◆ **About this task**
Extract every line of the material that holds the string "MediaShield".
......
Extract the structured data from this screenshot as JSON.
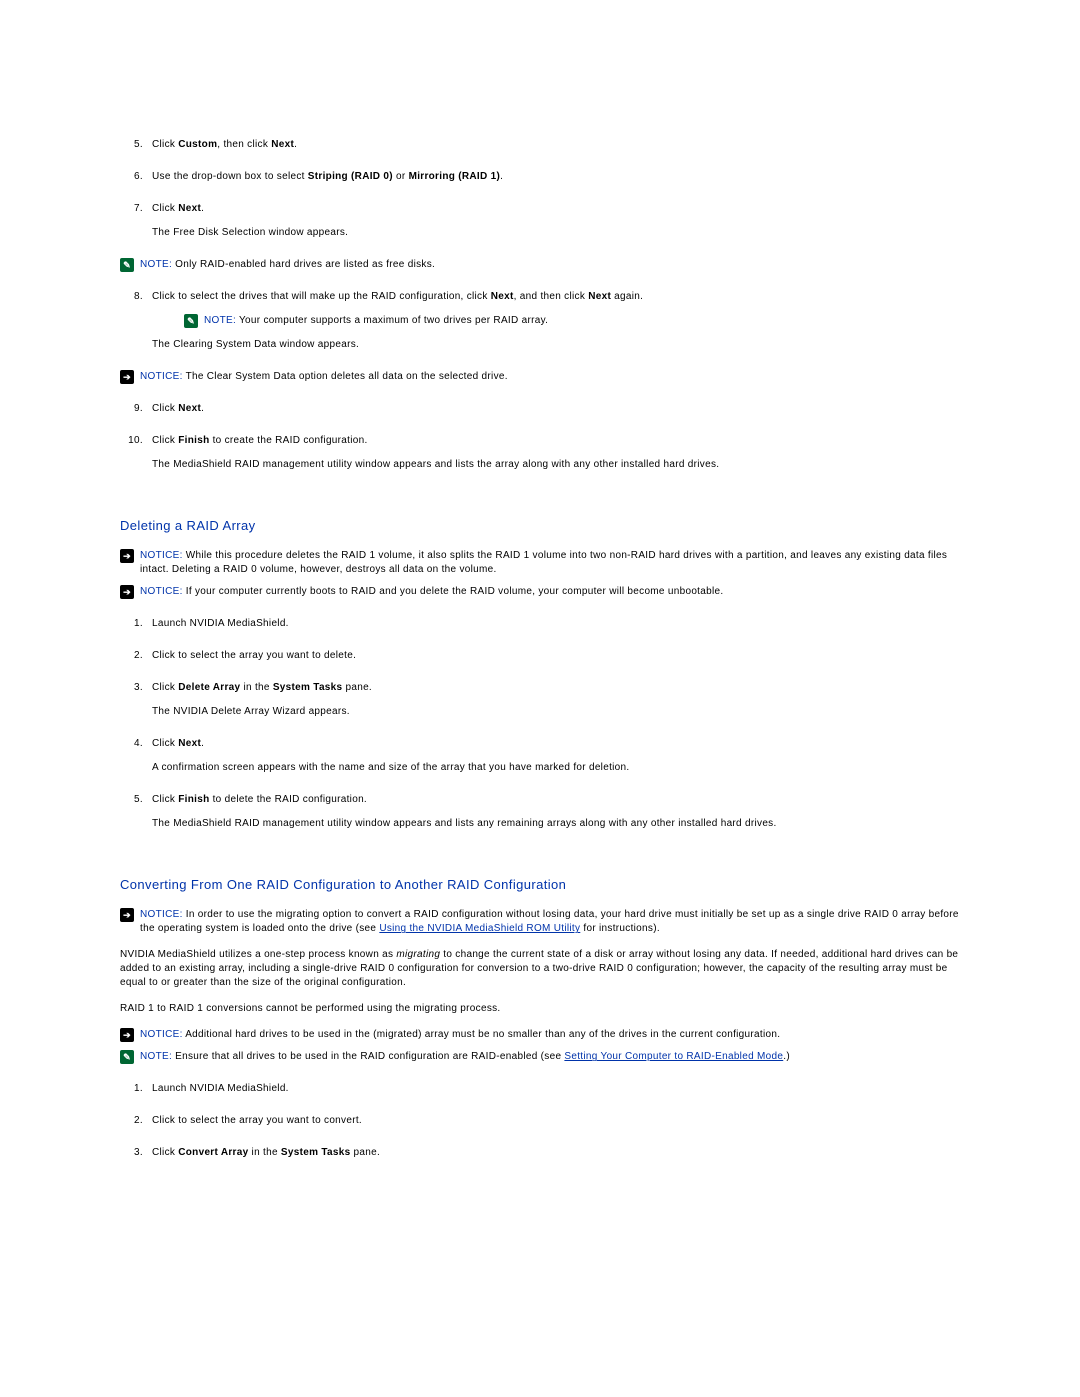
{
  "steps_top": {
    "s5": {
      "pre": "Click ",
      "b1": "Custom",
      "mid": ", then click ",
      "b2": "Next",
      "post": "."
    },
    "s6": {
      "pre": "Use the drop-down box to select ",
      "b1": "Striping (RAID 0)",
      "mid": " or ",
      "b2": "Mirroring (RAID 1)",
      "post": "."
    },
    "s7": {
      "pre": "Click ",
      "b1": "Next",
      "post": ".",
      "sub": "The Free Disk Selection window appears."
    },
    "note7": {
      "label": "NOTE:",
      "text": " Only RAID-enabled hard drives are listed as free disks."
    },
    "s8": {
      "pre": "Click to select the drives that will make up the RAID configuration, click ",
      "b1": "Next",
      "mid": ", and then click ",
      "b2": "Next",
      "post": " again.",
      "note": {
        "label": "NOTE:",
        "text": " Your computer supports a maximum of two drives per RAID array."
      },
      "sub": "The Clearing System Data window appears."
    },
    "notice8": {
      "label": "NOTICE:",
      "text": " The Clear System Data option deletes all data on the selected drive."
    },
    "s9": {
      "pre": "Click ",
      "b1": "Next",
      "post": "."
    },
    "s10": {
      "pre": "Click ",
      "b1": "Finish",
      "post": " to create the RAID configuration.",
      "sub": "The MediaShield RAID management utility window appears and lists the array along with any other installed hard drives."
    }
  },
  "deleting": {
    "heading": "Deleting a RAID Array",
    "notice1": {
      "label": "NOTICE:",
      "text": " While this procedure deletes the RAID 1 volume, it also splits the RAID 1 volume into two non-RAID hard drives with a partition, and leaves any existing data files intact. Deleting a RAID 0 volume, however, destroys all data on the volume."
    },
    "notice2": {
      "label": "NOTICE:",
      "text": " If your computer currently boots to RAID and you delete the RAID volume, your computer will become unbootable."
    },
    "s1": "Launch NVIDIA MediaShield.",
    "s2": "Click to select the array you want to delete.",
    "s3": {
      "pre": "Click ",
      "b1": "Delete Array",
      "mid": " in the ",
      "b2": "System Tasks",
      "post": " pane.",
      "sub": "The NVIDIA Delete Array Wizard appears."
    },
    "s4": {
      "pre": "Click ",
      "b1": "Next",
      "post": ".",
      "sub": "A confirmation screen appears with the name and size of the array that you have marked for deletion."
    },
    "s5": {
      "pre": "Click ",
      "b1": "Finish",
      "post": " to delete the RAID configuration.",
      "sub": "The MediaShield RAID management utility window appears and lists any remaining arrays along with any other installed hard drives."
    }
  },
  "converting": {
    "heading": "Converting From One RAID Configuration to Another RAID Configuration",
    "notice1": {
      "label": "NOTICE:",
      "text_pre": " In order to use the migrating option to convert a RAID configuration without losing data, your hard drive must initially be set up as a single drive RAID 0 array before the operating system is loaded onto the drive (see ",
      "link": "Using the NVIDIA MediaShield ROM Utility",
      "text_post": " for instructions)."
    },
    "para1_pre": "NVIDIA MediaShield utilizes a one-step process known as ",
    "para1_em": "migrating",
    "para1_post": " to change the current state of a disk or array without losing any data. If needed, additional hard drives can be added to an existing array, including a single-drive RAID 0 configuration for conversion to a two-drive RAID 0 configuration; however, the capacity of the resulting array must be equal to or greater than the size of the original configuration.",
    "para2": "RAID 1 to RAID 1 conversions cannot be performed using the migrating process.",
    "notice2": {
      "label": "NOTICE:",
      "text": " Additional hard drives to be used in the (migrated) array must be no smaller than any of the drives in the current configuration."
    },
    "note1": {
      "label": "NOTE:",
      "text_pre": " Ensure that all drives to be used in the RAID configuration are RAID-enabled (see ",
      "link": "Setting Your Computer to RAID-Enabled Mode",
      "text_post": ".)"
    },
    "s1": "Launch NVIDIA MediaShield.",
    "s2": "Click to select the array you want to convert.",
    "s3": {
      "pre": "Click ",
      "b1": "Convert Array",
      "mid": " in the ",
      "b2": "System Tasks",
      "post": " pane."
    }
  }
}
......
◆ **Response area**
      "sub": "The MediaShield RAID management utility window appears and lists the array along with any other installed hard drives."
    "s1": "Launch NVIDIA MediaShield.",
      "sub": "The MediaShield RAID management utility window appears and lists any remaining arrays along with any other installed hard drives."
      "link": "Using the NVIDIA MediaShield ROM Utility",
    "para1_pre": "NVIDIA MediaShield utilizes a one-step process known as ",
    "s1": "Launch NVIDIA MediaShield.",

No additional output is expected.